DEL MAR — In an effort to make Del Mar more business friendly, council members approved at the May 18 meeting changes to the rules that govern signs in the commercial district.
The request came last year from the Business Support Advisory Committee, which reviewed how cities such as Encinitas and Solana Beach regulate signage, as well as what has and hasn’t worked historically in Del Mar.
The amendments provide a new method for calculating sign size, allow and regulate blade and A-frame signs and clarify language in the existing code to make the process less confusing.
The current calculation method is based on the overall square footage of the business. Properties with 1,000 square feet or less are allowed a 10-square-foot sign. Businesses between 1,001 and 3,000 square feet can have a 15-square-foot sign. Those with more than 3,000 square feet get 20 square feet of signage.
The added method is based on linear feet of street frontage and is capped depending on the zone in which the business is located.
A 1-to-1 ratio would be used so for every linear foot of frontage a business would be allowed 1 square foot of signage.
A sign could be no bigger than 40 square feet everywhere except in the north and visitor commercial zones, where the maximum will be 60 square feet because traffic is moving faster in those two areas and there aren’t as many pedestrians.

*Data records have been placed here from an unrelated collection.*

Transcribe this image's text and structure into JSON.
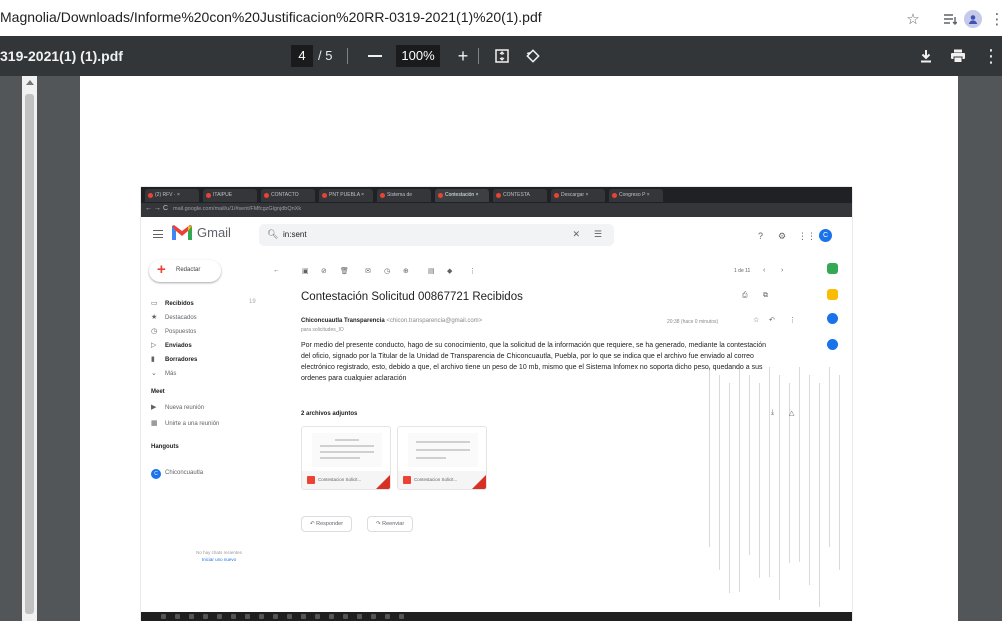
{
  "browser": {
    "url": "Magnolia/Downloads/Informe%20con%20Justificacion%20RR-0319-2021(1)%20(1).pdf",
    "icons": [
      "star-icon",
      "reading-list-icon",
      "profile-icon",
      "menu-icon"
    ]
  },
  "pdf_toolbar": {
    "filename": "319-2021(1) (1).pdf",
    "current_page": "4",
    "total_pages": "/ 5",
    "zoom": "100%",
    "icons": [
      "zoom-out-icon",
      "zoom-in-icon",
      "fit-page-icon",
      "rotate-icon",
      "download-icon",
      "print-icon",
      "more-icon"
    ]
  },
  "embedded_screenshot": {
    "tabs": [
      {
        "label": "(2) RFV · ×"
      },
      {
        "label": "ITAIPUE"
      },
      {
        "label": "CONTACTO"
      },
      {
        "label": "PNT PUEBLA ×"
      },
      {
        "label": "Sistema de"
      },
      {
        "label": "Contestación ×"
      },
      {
        "label": "CONTESTA"
      },
      {
        "label": "Descargar ×"
      },
      {
        "label": "Congreso P ×"
      }
    ],
    "address": "mail.google.com/mail/u/1/#sent/FMfcgzGlgnjdbQnXk",
    "address_host": "mail.google.com",
    "gmail": {
      "app_name": "Gmail",
      "search_query": "in:sent",
      "compose": "Redactar",
      "nav": [
        {
          "label": "Recibidos",
          "count": "19"
        },
        {
          "label": "Destacados"
        },
        {
          "label": "Pospuestos"
        },
        {
          "label": "Enviados"
        },
        {
          "label": "Borradores"
        },
        {
          "label": "Más"
        }
      ],
      "meet_title": "Meet",
      "meet_items": [
        {
          "label": "Nueva reunión"
        },
        {
          "label": "Unirte a una reunión"
        }
      ],
      "hangouts_title": "Hangouts",
      "hangouts_user": "Chiconcuautla",
      "pager": "1 de 11",
      "subject": "Contestación Solicitud 00867721 Recibidos",
      "sender_name": "Chiconcuautla Transparencia",
      "sender_email": "<chicon.transparencia@gmail.com>",
      "to_line": "para solicitudes_IO",
      "date": "20:38 (hace 0 minutos)",
      "body": "Por medio del presente conducto, hago de su conocimiento, que la solicitud de la información que requiere, se ha generado, mediante la contestación del oficio, signado por la Titular de la Unidad de Transparencia de Chiconcuautla, Puebla, por lo que se indica que el archivo fue enviado al correo electrónico registrado, esto, debido a que, el archivo tiene un peso de 10 mb, mismo que el Sistema Infomex no soporta dicho peso, quedando a sus ordenes para cualquier aclaración",
      "attachments_title": "2 archivos adjuntos",
      "attachments": [
        {
          "name": "Contestacion Solicit..."
        },
        {
          "name": "Contestacion Solicit..."
        }
      ],
      "reply": "Responder",
      "forward": "Reenviar",
      "chat_empty": "No hay chats recientes",
      "chat_start": "Iniciar uno nuevo",
      "avatar_letter": "C"
    }
  }
}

For example, Jimmy O’s is smaller than 3,000 square feet and is currently allowed 15 square feet of signage. Under the amended code the restaurant would be allowed a 32-square-foot sign.
“As the Business Support Advisory Committee noted, this makes it much more in proportion to its presence along the street,” Planning Director Kathy Garcia said.
Business owners can choose which method to use as some properties don’t have street frontage.
The changes will also allow an additional 6 square feet of signage for blade signs, which hang perpendicular from a building higher than the pedestrian area.
Blade signs are currently allowed but they count as part of total allowable sign area. Small businesses likely wouldn’t use them because building signs are a priority, Garcia said.
Blade signs would not count toward the overall sign area and would be limited to one per establishment.
A-frame or chalkboard signs are currently not permitted, but advisory committee members said they can improve business if regulated property.
Under the new rules they can be no bigger than 36 inches wide and 42 inches tall and can be displayed only when the business is open. They must be placed on private property and not in the public right of way. They also can’t block access to parking.
The signs will be limited to changeable messages such as menus, sales and special events and cannot include lights, flags, balloons, handouts, animation or other attachments. They must also be anchored for stability.
KC Vafiadis, a business owner and Business Support Advisory Committee member, said the group was formed to give Del Mar businesses a voice at City Hall.
She said many owners don’t speak during meetings because if the topic is controversial they’re afraid of alienating customers.
“So it’s very difficult for the business people to stand up and speak,” she said, noting that signage came up during a committee conversation because owners noticed a lot of temporary signs that look cluttered and tacky.
“We realized that it needed to look better than it did,” Vafiadis said, adding that enforcement had been lacking since the recession.
But we realized that before you tell a business owner to eliminate a tacky sign you need to find a way to support their business, she added.
Vafiadis said the cost of signs is expensive so unless a new one will have a significant impact, many smaller businesses likely will not make changes.
But, she said, the business community is hoping the new rules will encourage people to replace signs that are not well maintained.
Del Mar Rendezvous’ Daniel Schreiber, also a committee member, reiterated the need to decrease some of the signs in the city.
He said the “clutter of excessive temporary signage” and poorly maintained signs actually defeat their purpose.
“They’re not really helping the businesses,” he said. “They’re just trash. And they’re just pulling away from the signs that really do help the businesses because at some point it’s like you get slammed by so many signs you’re not even paying attention anymore.
“Clusters of signs and temporary signs can be unattractive, especially if they are faded and hard to read,” Schreiber said, adding that city signs can also add to the clutter.
He said the process should be made easier and fees should be in line with what other cities are doing “so it doesn’t feel like there’s a premium for doing business in Del Mar.”
Not everyone supports the new rules.
“I am a bit concerned that this hasn’t been vetted in the community very well,” resident Bill Michalsky said. “Not that I’m not concerned about business people, because I am. But I don’t believe that many residents have a clue what’s going on here.
“I believe the business owners … should be allowed to show what their business is and what they’re doing but to what extent and what’s the invasion on the residents,” he added.
Councilman Dwight Worden said he understood those concerns. “But this has been rolling around for quite a while,” he added. “I’m very comfortable to go ahead with it.”
Councilman Terry Sinnott received support from his colleagues when he suggested a “sign honeymoon” during which fees to change signs would be reduced or waived.
Following the grace period, enforcement would begin in “a more vigorous and energetic way.”
“I think if it’s dribs and drabs it’s going to take forever,” he said.
Council members also agreed with a recommendation from Councilwoman Sherryl Parks to put the city on a “weight reduction plan” for its signs.
There is overkill because of aggressive traffic enforcement but we can have a reduction of government graffiti, City Manager Scott Huth said.